- **Component data from apps and pages**
= Beginning of Section =

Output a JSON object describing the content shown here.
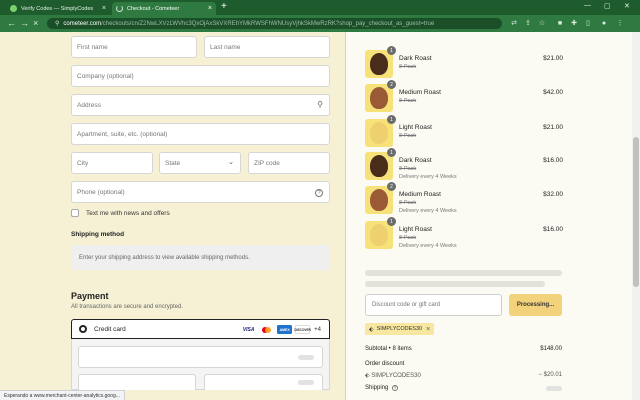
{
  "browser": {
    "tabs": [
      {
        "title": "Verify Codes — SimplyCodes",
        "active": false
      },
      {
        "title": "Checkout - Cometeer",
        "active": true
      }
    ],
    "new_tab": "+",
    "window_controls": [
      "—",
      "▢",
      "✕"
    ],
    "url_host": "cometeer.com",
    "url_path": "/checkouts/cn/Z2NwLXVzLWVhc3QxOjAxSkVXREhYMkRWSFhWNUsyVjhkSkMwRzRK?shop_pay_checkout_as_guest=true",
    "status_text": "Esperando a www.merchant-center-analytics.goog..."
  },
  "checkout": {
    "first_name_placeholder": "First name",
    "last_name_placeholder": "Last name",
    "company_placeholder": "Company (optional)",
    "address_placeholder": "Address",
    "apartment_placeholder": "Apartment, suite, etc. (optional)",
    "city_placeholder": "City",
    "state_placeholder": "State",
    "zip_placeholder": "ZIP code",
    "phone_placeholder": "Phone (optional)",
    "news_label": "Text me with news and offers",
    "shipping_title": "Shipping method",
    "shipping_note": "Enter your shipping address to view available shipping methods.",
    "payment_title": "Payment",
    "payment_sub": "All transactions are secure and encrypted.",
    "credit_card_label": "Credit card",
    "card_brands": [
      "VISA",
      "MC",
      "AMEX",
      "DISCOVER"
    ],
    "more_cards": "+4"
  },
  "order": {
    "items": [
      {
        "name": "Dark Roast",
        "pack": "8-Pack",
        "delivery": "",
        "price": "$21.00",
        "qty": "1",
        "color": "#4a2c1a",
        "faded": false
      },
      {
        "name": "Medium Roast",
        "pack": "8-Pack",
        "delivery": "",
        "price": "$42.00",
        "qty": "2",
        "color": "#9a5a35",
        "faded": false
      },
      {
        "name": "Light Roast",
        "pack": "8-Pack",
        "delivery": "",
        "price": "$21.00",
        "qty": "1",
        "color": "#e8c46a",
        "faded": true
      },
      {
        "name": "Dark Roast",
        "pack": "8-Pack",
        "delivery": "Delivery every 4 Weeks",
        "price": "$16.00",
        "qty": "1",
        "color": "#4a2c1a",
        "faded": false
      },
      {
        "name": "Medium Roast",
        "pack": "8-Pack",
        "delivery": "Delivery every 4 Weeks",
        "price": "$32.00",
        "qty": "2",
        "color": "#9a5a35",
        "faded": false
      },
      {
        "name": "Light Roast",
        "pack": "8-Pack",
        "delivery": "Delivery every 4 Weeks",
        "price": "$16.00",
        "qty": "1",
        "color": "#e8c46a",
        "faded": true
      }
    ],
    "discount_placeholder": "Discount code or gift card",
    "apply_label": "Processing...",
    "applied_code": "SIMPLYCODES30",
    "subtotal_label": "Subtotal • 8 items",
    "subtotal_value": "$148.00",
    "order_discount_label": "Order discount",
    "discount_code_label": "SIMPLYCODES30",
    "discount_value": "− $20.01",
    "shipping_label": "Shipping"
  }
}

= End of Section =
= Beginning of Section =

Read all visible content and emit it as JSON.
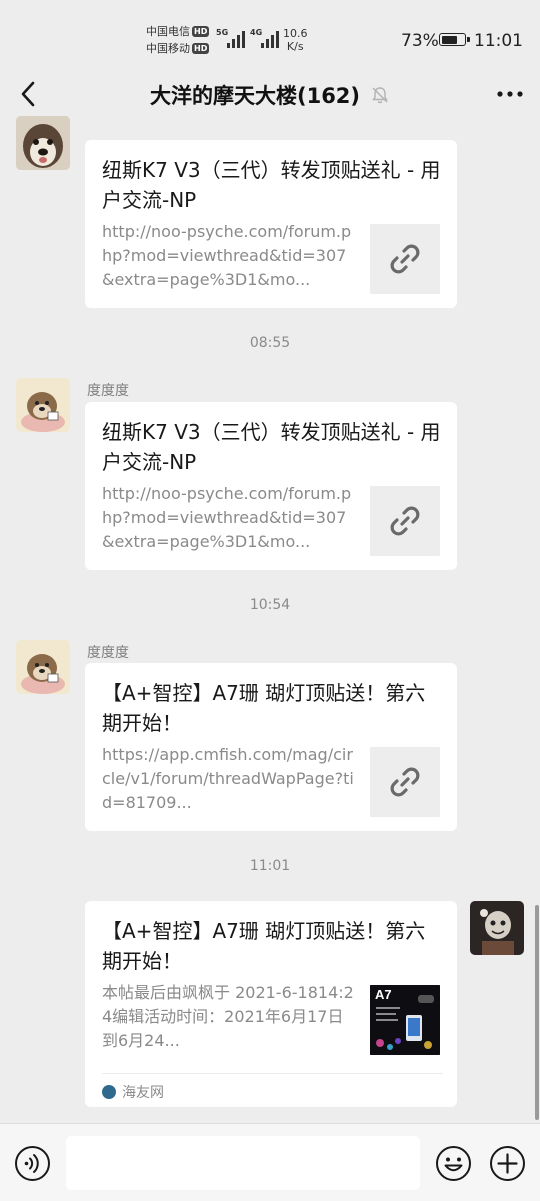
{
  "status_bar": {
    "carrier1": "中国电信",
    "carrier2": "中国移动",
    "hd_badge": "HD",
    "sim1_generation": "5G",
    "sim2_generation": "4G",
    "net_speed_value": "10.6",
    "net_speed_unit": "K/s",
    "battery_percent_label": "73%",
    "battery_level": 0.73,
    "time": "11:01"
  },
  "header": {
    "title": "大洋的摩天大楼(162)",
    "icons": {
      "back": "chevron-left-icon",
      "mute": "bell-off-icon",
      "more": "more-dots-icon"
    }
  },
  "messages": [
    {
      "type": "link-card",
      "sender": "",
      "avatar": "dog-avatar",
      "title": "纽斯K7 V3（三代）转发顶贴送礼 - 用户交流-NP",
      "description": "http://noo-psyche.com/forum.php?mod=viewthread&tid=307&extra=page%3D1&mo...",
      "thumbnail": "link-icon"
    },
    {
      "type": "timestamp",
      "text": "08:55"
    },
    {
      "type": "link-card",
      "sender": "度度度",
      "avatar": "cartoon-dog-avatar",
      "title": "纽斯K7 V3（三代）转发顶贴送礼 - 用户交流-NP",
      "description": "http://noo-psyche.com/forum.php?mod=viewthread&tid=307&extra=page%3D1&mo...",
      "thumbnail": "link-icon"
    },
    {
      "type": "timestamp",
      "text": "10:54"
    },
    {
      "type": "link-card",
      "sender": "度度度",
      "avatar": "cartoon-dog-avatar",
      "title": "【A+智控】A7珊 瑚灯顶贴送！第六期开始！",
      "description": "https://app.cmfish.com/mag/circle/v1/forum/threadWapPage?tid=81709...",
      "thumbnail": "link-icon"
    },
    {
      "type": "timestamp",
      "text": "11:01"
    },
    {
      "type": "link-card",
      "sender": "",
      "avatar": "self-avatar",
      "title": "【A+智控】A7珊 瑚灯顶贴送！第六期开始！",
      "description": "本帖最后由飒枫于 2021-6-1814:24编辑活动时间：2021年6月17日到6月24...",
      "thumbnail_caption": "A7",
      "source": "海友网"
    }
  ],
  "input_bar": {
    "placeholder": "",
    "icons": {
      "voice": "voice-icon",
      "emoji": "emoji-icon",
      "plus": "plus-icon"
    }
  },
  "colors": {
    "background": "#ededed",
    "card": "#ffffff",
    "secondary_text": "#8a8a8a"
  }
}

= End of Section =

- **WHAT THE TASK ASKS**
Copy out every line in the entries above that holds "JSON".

- **EXERCISE RESULT**
Output a JSON object describing the content shown here.
Read all visible content and emit it as JSON.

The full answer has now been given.